A dragon named Chrysophylax appears in J.R.R. Tolkien's story Farmer Giles of Ham.

In the story Roverandom, white dragons are among the creatures living on the moon. A dragon, called the Great White Dragon, attacks Rover and the moon-dog, and is said to be the origin of all white dragons. In Merlin's time, this dragon had been to the earth, and fought with the Red Dragon in Caerdragon. The Great White Dragon has wings and can breath fire.[10]

Portrayal in adaptations

Portrayal in games

1982-97: Middle-earth Role Playing:

Apart from the type of dragons created by Tolkien, additional races include Rain-drakes, Light-drakes, Ash Drakes and several others.[11]

2001-: The Lord of the Rings Strategy Battle Game:

The Dragon, which can have the ability to breathe fire and fly, is a powerful enemy of the Good players.[12] The game also includes the subterranean Cave Drake, a large but agile monster and natural enemy of the Dwarves.[13]

2007-: The Lord of the Rings Online:

Dragon-kind include several type of drakes: Cold-, Fire- and Shadow-drakes, Fire-worms, Rock-worms, and many more.

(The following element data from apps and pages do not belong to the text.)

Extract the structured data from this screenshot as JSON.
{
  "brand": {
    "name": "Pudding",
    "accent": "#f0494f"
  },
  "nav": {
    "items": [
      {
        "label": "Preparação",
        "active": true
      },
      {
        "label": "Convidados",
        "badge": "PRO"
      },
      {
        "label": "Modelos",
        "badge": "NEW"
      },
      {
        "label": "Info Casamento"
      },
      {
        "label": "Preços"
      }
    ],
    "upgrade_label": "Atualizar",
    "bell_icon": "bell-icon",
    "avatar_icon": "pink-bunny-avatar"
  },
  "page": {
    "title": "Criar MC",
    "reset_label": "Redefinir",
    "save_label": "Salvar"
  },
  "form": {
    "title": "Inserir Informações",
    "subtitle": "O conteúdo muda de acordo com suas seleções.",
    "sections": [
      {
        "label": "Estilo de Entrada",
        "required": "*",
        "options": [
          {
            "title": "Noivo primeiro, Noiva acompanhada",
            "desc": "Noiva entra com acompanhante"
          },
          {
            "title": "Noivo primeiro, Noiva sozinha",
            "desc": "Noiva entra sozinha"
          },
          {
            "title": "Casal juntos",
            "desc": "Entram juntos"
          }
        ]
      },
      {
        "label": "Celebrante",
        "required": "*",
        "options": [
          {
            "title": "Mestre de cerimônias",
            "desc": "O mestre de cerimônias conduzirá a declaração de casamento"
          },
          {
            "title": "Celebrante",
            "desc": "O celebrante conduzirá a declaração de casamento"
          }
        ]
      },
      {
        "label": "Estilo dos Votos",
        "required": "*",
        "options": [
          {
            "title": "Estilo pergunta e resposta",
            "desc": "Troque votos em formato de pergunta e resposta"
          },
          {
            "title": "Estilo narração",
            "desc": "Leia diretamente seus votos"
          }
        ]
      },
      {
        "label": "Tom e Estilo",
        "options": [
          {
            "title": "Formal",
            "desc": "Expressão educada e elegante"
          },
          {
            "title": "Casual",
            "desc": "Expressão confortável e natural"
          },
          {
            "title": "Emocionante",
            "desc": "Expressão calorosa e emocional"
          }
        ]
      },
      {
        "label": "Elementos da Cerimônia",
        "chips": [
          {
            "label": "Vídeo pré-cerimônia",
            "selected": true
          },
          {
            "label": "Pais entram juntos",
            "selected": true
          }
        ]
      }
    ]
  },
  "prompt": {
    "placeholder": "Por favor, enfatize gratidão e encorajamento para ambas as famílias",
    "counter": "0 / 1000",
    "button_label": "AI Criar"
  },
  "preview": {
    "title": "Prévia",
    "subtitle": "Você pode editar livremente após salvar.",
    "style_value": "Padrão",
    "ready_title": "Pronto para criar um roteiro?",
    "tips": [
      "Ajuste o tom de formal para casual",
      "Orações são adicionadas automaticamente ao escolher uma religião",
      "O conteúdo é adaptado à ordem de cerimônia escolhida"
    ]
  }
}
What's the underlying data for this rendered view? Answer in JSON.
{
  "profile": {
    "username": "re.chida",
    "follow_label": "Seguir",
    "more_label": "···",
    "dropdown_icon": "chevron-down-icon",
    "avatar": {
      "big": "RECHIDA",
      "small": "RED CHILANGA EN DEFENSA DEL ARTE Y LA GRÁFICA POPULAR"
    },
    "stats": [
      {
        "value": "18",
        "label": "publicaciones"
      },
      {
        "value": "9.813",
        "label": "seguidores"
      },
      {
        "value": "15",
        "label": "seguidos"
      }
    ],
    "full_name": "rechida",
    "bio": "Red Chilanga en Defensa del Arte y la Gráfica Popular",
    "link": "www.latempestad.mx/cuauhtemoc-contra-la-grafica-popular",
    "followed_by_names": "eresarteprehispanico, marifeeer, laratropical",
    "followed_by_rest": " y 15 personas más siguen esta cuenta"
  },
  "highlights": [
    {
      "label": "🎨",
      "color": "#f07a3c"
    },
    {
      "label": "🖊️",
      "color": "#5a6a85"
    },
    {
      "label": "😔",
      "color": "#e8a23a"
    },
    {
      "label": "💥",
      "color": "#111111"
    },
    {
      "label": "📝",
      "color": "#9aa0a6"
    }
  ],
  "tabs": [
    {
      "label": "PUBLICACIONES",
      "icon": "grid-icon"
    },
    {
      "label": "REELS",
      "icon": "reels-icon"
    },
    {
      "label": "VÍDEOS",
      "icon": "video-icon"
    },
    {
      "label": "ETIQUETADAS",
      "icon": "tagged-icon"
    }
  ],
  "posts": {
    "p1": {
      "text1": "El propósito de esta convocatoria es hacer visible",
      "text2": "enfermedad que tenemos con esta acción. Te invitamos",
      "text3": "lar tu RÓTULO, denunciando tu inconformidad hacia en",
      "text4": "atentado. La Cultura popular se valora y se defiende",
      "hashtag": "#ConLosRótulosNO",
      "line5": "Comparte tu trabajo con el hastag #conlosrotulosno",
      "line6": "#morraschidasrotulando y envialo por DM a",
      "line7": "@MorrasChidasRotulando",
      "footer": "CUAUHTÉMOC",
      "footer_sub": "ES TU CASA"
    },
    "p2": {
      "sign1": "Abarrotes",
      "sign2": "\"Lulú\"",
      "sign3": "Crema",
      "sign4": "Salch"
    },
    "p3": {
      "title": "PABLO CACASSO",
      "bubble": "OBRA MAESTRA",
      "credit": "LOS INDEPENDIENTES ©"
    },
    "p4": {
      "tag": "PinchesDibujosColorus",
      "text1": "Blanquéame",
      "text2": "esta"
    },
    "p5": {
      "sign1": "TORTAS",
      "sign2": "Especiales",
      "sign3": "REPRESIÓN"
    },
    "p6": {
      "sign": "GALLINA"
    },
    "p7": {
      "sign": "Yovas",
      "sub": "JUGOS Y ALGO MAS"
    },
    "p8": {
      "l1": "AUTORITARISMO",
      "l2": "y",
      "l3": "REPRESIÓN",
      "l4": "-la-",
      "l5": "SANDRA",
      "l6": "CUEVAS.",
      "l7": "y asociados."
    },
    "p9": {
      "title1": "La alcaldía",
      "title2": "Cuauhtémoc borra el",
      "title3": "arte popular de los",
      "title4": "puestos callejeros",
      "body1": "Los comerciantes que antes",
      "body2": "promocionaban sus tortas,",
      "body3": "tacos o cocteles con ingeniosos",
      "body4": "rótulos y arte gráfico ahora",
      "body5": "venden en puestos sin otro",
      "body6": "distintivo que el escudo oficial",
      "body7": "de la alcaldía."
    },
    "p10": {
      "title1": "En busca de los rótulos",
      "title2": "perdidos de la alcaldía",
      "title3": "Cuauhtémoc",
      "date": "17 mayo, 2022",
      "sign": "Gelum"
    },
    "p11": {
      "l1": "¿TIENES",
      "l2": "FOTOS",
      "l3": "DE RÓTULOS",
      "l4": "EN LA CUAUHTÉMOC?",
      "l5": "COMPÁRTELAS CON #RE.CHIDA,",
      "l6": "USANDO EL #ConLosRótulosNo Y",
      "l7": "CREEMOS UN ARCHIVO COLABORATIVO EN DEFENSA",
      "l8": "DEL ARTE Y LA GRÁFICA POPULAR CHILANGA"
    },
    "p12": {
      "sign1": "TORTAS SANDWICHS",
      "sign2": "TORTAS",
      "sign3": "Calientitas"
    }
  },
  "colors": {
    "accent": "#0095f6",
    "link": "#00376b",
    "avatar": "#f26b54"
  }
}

A related beast is the salamander or eft, a weaker and simpler breed of dragons.[14]

See also


  1. J.R.R. Tolkien, Christopher Tolkien (ed.), The Silmarillion, "Quenta Silmarillion: Of the Return of the Noldor"
  2. J.R.R. Tolkien, The Hobbit, "Inside Information"
  3. J.R.R. Tolkien, Christopher Tolkien (ed.), The War of the Jewels, "The Grey Annals": §115
  4. J.R.R. Tolkien, Christopher Tolkien (ed.), The Silmarillion, "Quenta Silmarillion: Of Tuor and the Fall of Gondolin"
  5. Cite error: Invalid <ref> tag; no text was provided for refs named Durin
  6. Cite error: Invalid <ref> tag; no text was provided for refs named Shadow
  7. J.R.R. Tolkien, The Adventures of Tom Bombadil, "The Hoard"
  8. J.R.R. Tolkien, Christopher Tolkien (ed.), The Book of Lost Tales Part Two, "Short Glossary of Obsolete, Archaic, and Rare Words", p. 350
  9. J.R.R. Tolkien, "I-Lam na-Ngoldathon: The Grammar and Lexicon of the Gnomish Tongue", in Parma Eldalamberon XI (edited by Christopher Gilson, Arden R. Smith, and Patrick H. Wynne), pp. 36, 54, 74
  10. J.R.R. Tolkien; Christina Scull, Wayne G. Hammond (eds.), Roverandom, "[Chapter] 2"
  11. Ruth Sochard Pitt, Jeff O'Hare, Peter C. Fenlon, Jr. (1994), Creatures of Middle-earth (2nd edition) (#2012)
  12. Dragon at (accessed 23 September 2011)
  13. White Dwarf, issue 371 (November 2010), p. 42
  14. "Dragon-kind" at Lord of the Rings Online: Lorebook (accessed 28 October 2010)